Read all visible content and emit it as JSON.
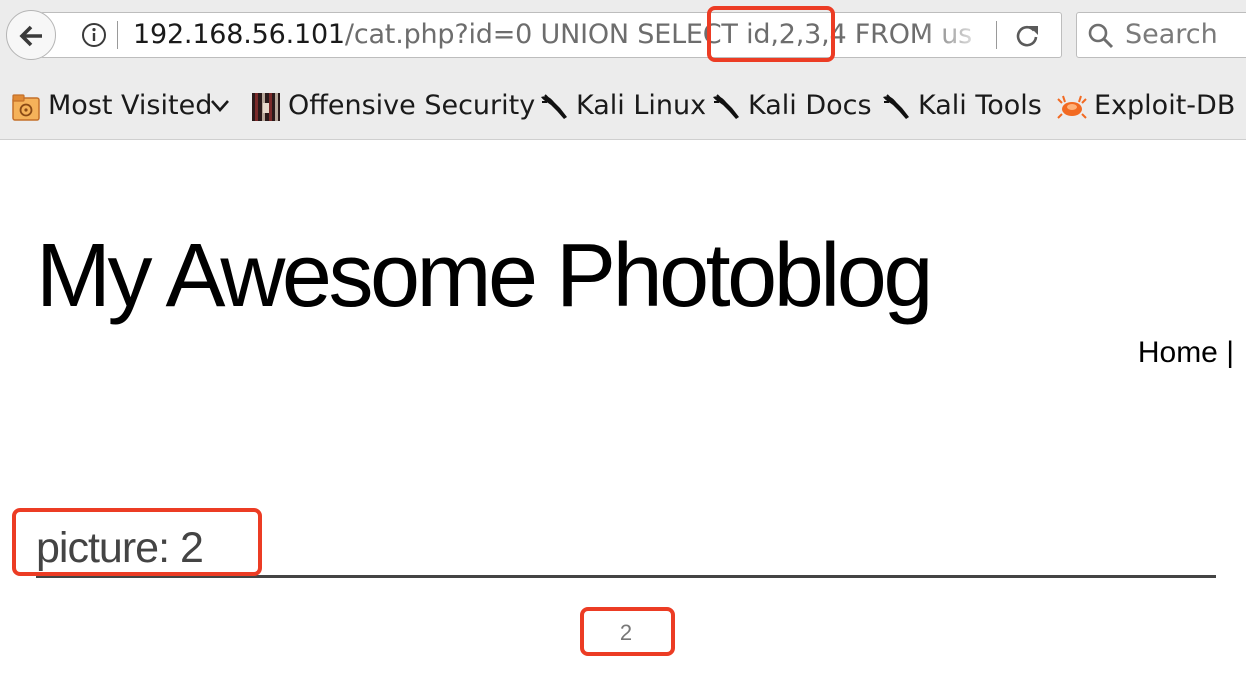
{
  "browser": {
    "url_host": "192.168.56.101",
    "url_path": "/cat.php?id=0 UNION SELECT id,2,3,4 FROM us",
    "search_placeholder": "Search",
    "bookmarks": [
      {
        "label": "Most Visited",
        "icon": "most-visited-icon",
        "has_dropdown": true
      },
      {
        "label": "Offensive Security",
        "icon": "offensive-security-icon"
      },
      {
        "label": "Kali Linux",
        "icon": "kali-dragon-icon"
      },
      {
        "label": "Kali Docs",
        "icon": "kali-dragon-icon"
      },
      {
        "label": "Kali Tools",
        "icon": "kali-dragon-icon"
      },
      {
        "label": "Exploit-DB",
        "icon": "exploit-db-icon"
      }
    ]
  },
  "page": {
    "title": "My Awesome Photoblog",
    "nav": "Home |",
    "picture_heading": "picture: 2",
    "picture_value": "2"
  },
  "annotations": {
    "highlight_color": "#ec3c24",
    "highlighted": [
      "url-columns-highlight",
      "picture-heading-highlight",
      "picture-value-highlight"
    ]
  },
  "colors": {
    "chrome_background": "#ececec",
    "heading_text": "#444444",
    "muted_text": "#777777"
  }
}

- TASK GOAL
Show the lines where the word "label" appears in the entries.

- SOLVED PROBLEM
        "label": "Most Visited",
        "label": "Offensive Security",
        "label": "Kali Linux",
        "label": "Kali Docs",
        "label": "Kali Tools",
        "label": "Exploit-DB",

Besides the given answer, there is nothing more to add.